And those feelings hardly compare to the sense of sisterhood a woman feels when surrounded by doula, midwife, and other gentle women when they give birth.
7. Your Partner
Women are awesome, but I couldn’t leave out the birth partner. One of the most incredible things about childbirth is the connection that it builds between the birthing mother and her partner. Childbirth isn’t just important- it is life changing.
A time of raw vulnerability and power, a time of true dichotomies. Childbirth is the time for the mother and her intimate partner to truly connect over something holy and far bigger than themselves. These memories and emotions serve to sustain them in the sometimes trying days ahead.
Ouch. Let’s be real, part of the reason you can focus so well in labor is because it is some intense stuff.
People hate and even fear the intense sensations (often called pain) of childbirth, but I love them so. OK, I don’t love them so when I am IN them, but after, they give me something awesome.
I have even written about why I love transition labor. Sometimes the hardest times are secretly the best.
Yup, this is why childbirth changed my life and me forever and ever. Triumph. There is nothing more triumphant than the moment of birth. 9 or 10 months of gestation along with all the accompanying aches and pains, plus hours of labor that showed you who was boss, and then, only then, emerges a sweet baby.
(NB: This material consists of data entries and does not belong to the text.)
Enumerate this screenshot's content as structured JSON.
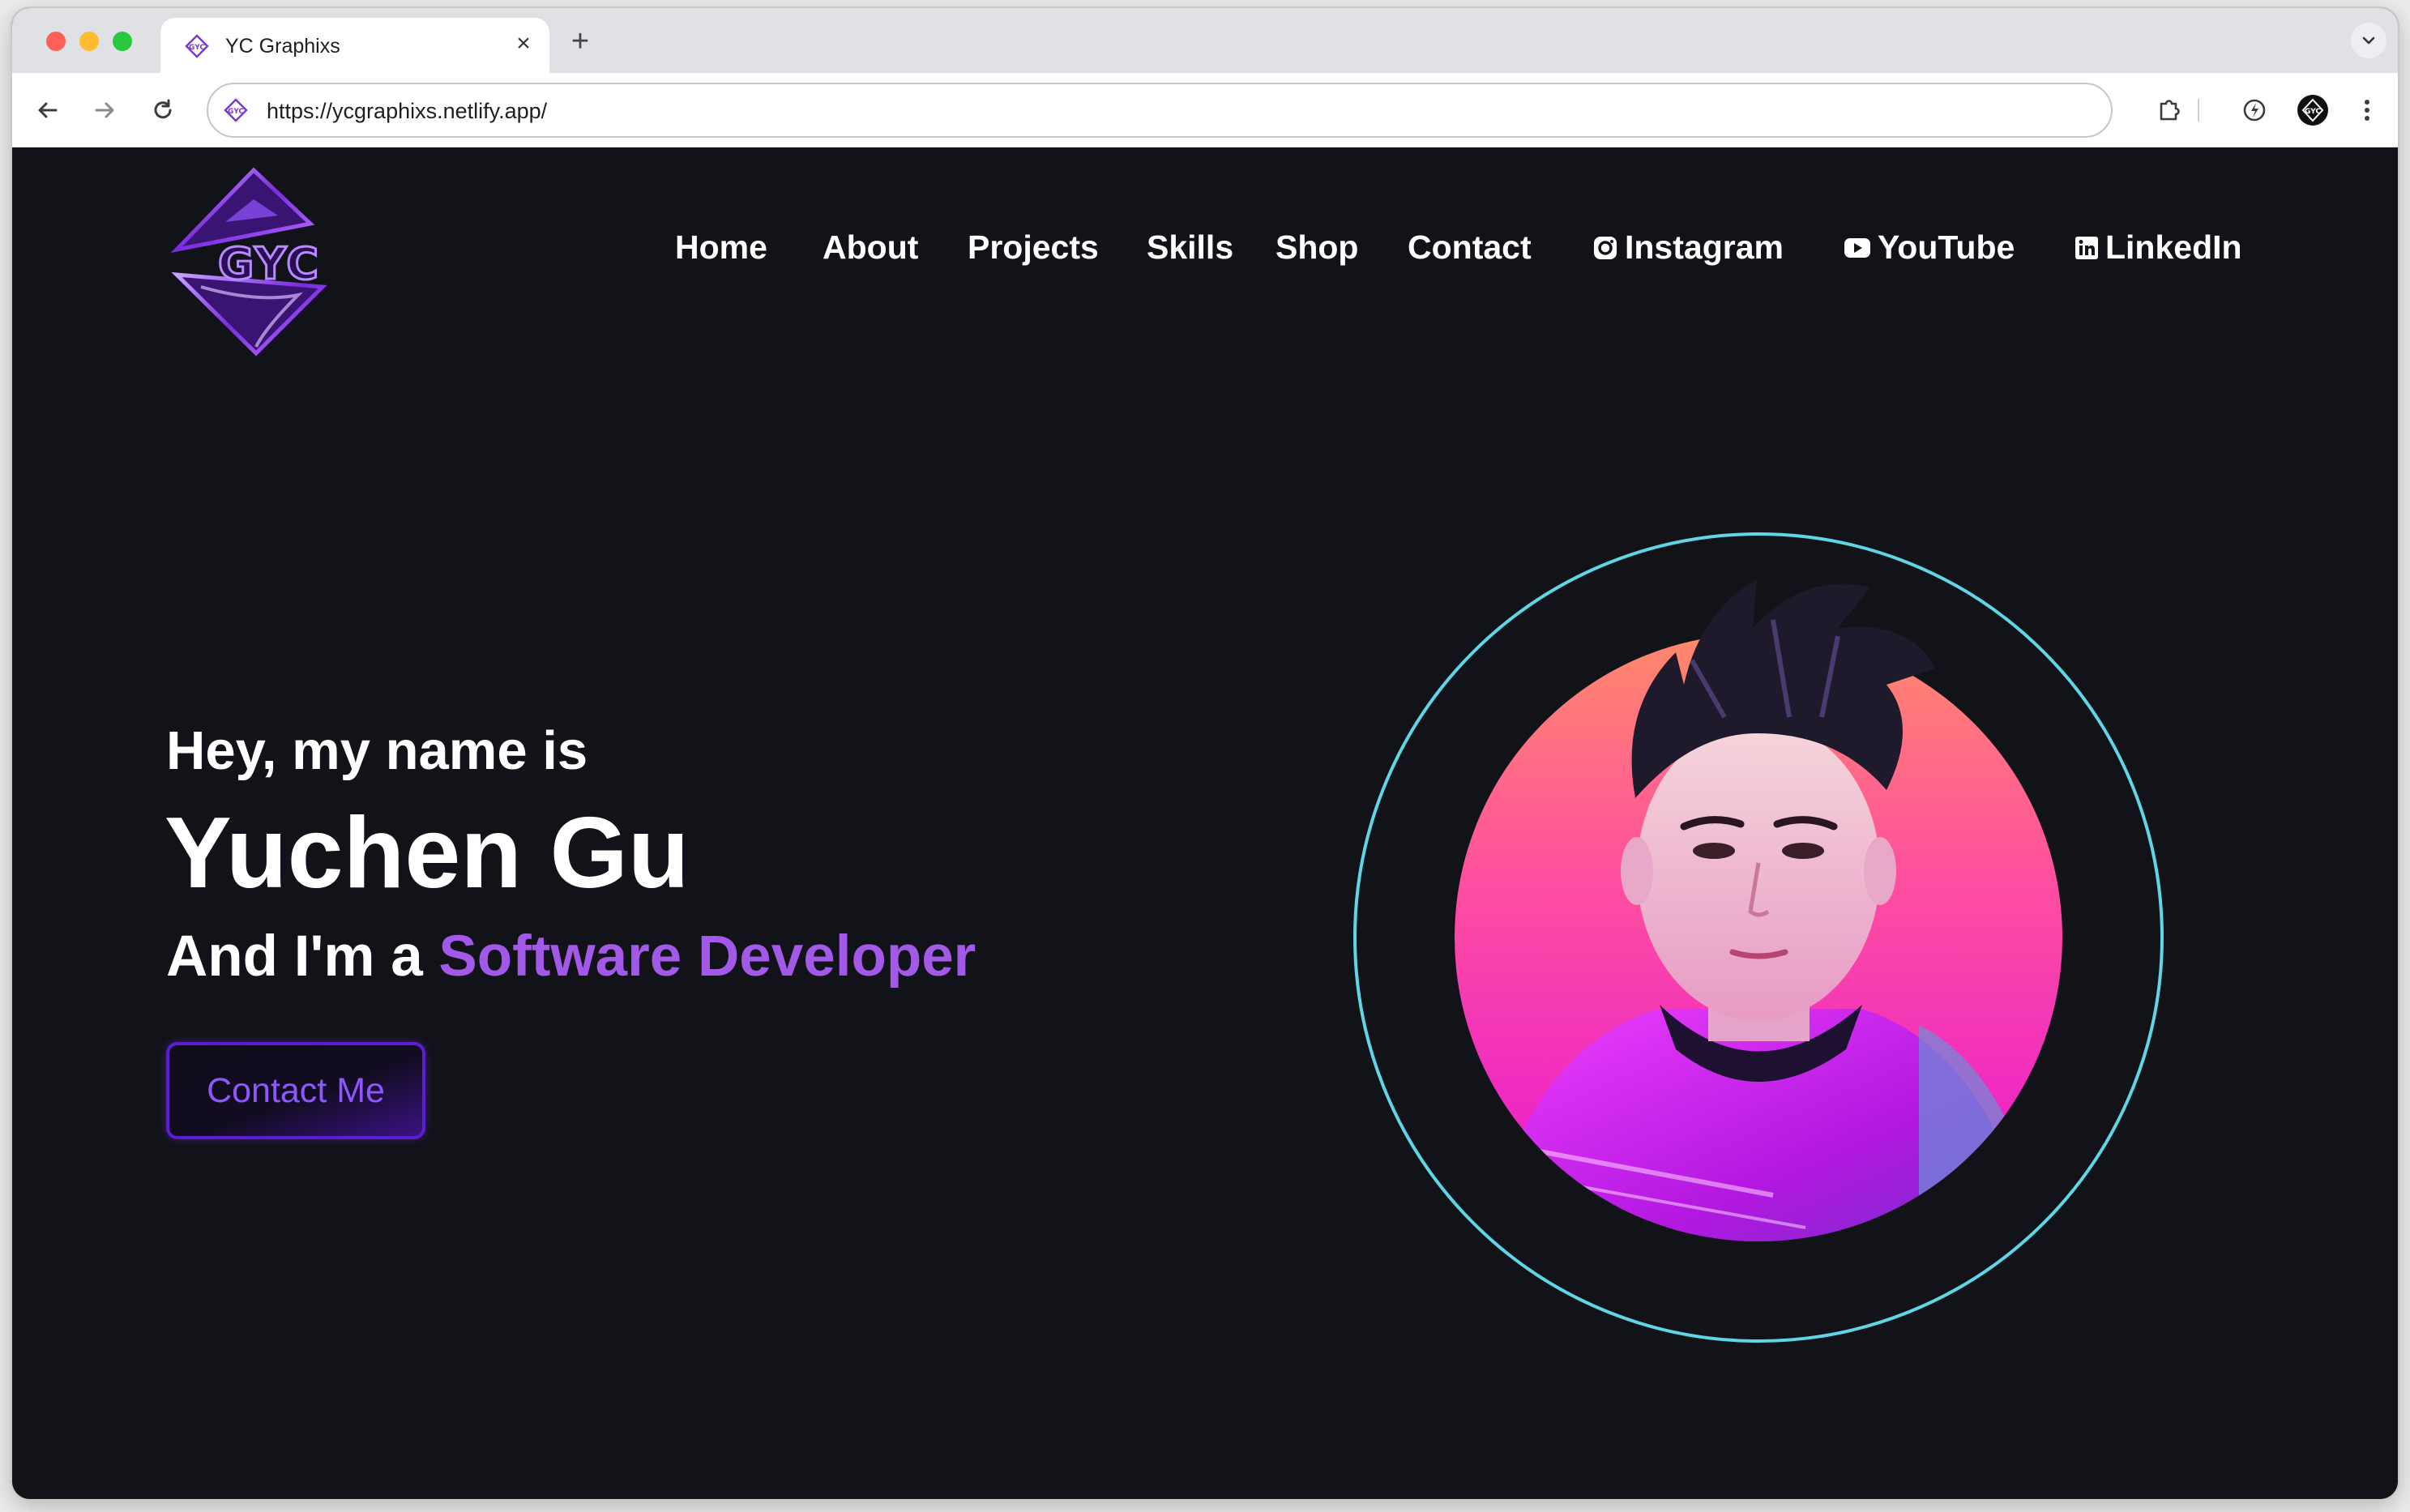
{
  "browser": {
    "tab_title": "YC Graphixs",
    "tab_close_icon": "×",
    "new_tab_icon": "+",
    "url": "https://ycgraphixs.netlify.app/"
  },
  "site": {
    "logo_text": "GYC",
    "nav": [
      {
        "label": "Home"
      },
      {
        "label": "About"
      },
      {
        "label": "Projects"
      },
      {
        "label": "Skills"
      },
      {
        "label": "Shop"
      },
      {
        "label": "Contact"
      },
      {
        "label": "Instagram",
        "icon": "instagram-icon"
      },
      {
        "label": "YouTube",
        "icon": "youtube-icon"
      },
      {
        "label": "LinkedIn",
        "icon": "linkedin-icon"
      }
    ],
    "hero": {
      "intro": "Hey, my name is",
      "name": "Yuchen Gu",
      "role_prefix": "And I'm a ",
      "role": "Software Developer",
      "cta": "Contact Me"
    },
    "colors": {
      "background": "#121318",
      "accent": "#a259e8",
      "button_border": "#5b1fd1",
      "ring_glow": "#4fd8e8"
    }
  }
}
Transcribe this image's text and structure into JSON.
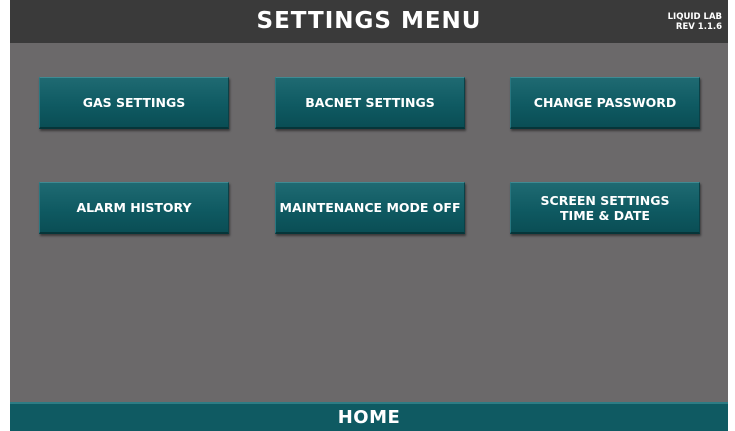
{
  "header": {
    "title": "SETTINGS MENU",
    "meta_line1": "LIQUID LAB",
    "meta_line2": "REV 1.1.6"
  },
  "buttons": {
    "gas_settings": "GAS SETTINGS",
    "bacnet_settings": "BACNET SETTINGS",
    "change_password": "CHANGE PASSWORD",
    "alarm_history": "ALARM HISTORY",
    "maintenance_mode": "MAINTENANCE MODE OFF",
    "screen_settings": "SCREEN SETTINGS\nTIME & DATE"
  },
  "footer": {
    "home_label": "HOME"
  },
  "colors": {
    "background": "#6b696a",
    "header": "#3a3a3a",
    "button": "#0f5a62",
    "text": "#ffffff"
  }
}
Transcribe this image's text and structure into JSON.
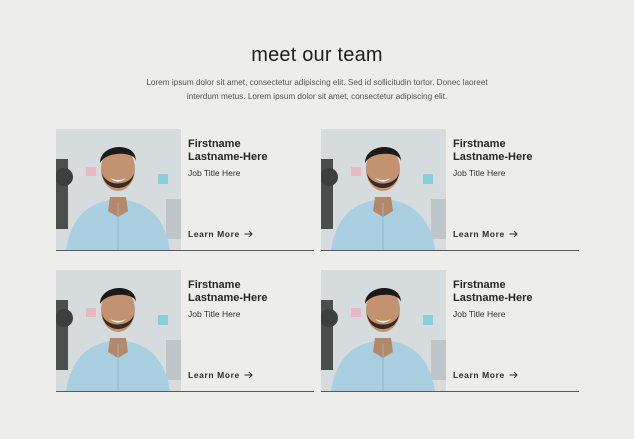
{
  "section": {
    "title": "meet our team",
    "intro": "Lorem ipsum dolor sit amet, consectetur adipiscing elit. Sed id sollicitudin tortor. Donec laoreet interdum metus. Lorem ipsum dolor sit amet, consectetur adipiscing elit."
  },
  "members": [
    {
      "first_name": "Firstname",
      "last_name": "Lastname-Here",
      "job_title": "Job Title Here",
      "link_label": "Learn More"
    },
    {
      "first_name": "Firstname",
      "last_name": "Lastname-Here",
      "job_title": "Job Title Here",
      "link_label": "Learn More"
    },
    {
      "first_name": "Firstname",
      "last_name": "Lastname-Here",
      "job_title": "Job Title Here",
      "link_label": "Learn More"
    },
    {
      "first_name": "Firstname",
      "last_name": "Lastname-Here",
      "job_title": "Job Title Here",
      "link_label": "Learn More"
    }
  ],
  "icons": {
    "link_icon": "arrow-right-icon"
  },
  "colors": {
    "background": "#ededeb",
    "text": "#2b2b2b",
    "divider": "#5a5a5a"
  }
}
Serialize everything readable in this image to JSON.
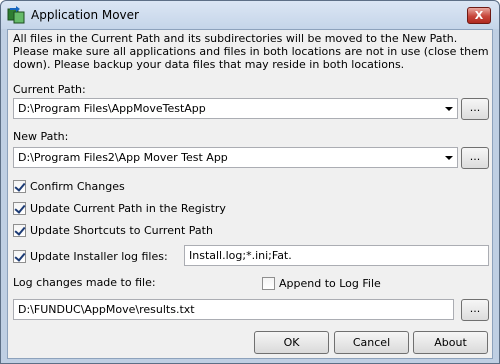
{
  "window": {
    "title": "Application Mover",
    "close_glyph": "X"
  },
  "info_text": "All files in the Current Path and its subdirectories will be moved to the New Path.  Please make sure all applications and files in both locations are not in use (close them down).  Please backup your data files that may reside in both locations.",
  "current_path": {
    "label": "Current Path:",
    "value": "D:\\Program Files\\AppMoveTestApp",
    "browse_label": "..."
  },
  "new_path": {
    "label": "New Path:",
    "value": "D:\\Program Files2\\App Mover Test App",
    "browse_label": "..."
  },
  "options": {
    "confirm_changes": {
      "label": "Confirm Changes",
      "checked": true
    },
    "update_registry": {
      "label": "Update Current Path in the Registry",
      "checked": true
    },
    "update_shortcuts": {
      "label": "Update Shortcuts to Current Path",
      "checked": true
    },
    "update_installer": {
      "label": "Update Installer log files:",
      "checked": true,
      "value": "Install.log;*.ini;Fat."
    }
  },
  "log": {
    "label": "Log changes made to file:",
    "append_label": "Append to Log File",
    "append_checked": false,
    "value": "D:\\FUNDUC\\AppMove\\results.txt",
    "browse_label": "..."
  },
  "buttons": {
    "ok": "OK",
    "cancel": "Cancel",
    "about": "About"
  },
  "colors": {
    "frame": "#bfcfe3",
    "client": "#f0f0f0",
    "close": "#c7453a"
  }
}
You made a person. Then this (huge) person exited your body in a mostly invisible and miraculous fashion.
Not much compares this “top of the word” feeling that comes after baby is born.
Those are the emotions of childbirth, or at least they should be.
This is heavy, transformative, and empowering stuff.
Ok, this one is not unexpected. This is really what childbirth is all about- the baby. It is wonderful and beyond amazing to hold a baby in your arms. This is the reason I care about birth, women, triumph, and all the rest.
Squishy, needy, curled, and covered in an incredible smell only had by brand new babies, there is nothing like the human newborn.
They are like little people, only somehow better.
Childbirth gets lots of bad press. People say it is dangerous, that it ruins your body, that it ruins your career, costs too much and so much more. But childbirth is an incredible experience that showcases the inherent power of women. We should cherish rather than deride it.
Birth is good stuff.
Photo credit, in order: sundaykofax / Foter.com / CC BY,Uterus- Photo credit: Internet Archive Book Images /Foter.com / No known copyright restrictions, Focus- Photo credit: greendoula / Foter.com / CC BY-ND, Sisterhood- Photo credit: greendoula / Foter.com / CC BY-ND, Partner- Photo credit: mikeporcenaluk / Foter.com / CC BY-ND, baby- Photo credit: theogeo / Foter.com / CC BY